To be fair, it’s not a cut and dried answer. So let’s try to answer it ourselves.
Here’s the original question:
On a recent trans-Atlantic flight with Air France, I was asked to pull down my window shade by a stewardess. I refused as it was daytime and I had no desire to sleep. She insisted, but I held my ground and told her to take the matter up with the captain. She left me alone after that. Was I within my rights to keep my window shade open? Philip Cokkinos, Athens
Collis’ answer just describes the airlines’ rationale for wanting to lower the shades, but it ignores the passengers’ preferences. So how about a passenger who says no? The etiquette on this could go any number of ways.
The body’s internal clock and the amount of sunlight outside aren’t necessarily in sync, so your body could be tired and ready for sleep even though you’re flying in bright sunlight. (This is an issue on eastbound trans-Pacific flights that depart at night, for example. But on a daytime trans-Atlantic flight, your body shouldn’t necessarily be expecting sleep.
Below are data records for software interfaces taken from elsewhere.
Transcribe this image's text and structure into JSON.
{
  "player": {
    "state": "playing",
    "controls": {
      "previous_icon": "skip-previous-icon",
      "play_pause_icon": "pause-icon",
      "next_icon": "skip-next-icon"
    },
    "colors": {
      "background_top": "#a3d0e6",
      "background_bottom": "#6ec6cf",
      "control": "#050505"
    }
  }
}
You could take a siesta, sure, but it’s not quite as necessary as on the eastbound flight.) Regardless, if people are trying to sleep, keeping your shades open could be disturbing to others.
But if you selected a window seat specifically to look outside, to see the beauty of the world from above, why should you sacrifice that? Does it matter what you’re flying over? What if it’s cloudy?
What about people trying to watch a movie? Should you give up your view so someone else can get a better resolution on their 5 inch screen showing “Norbit”?
And of course, if you’re claustrophobic, you’ve got a good argument for keeping the shades up.
So was the reader within their rights to keep the windowshades open? Or should the cabin be dark in flight? Let the people have their say. Vote!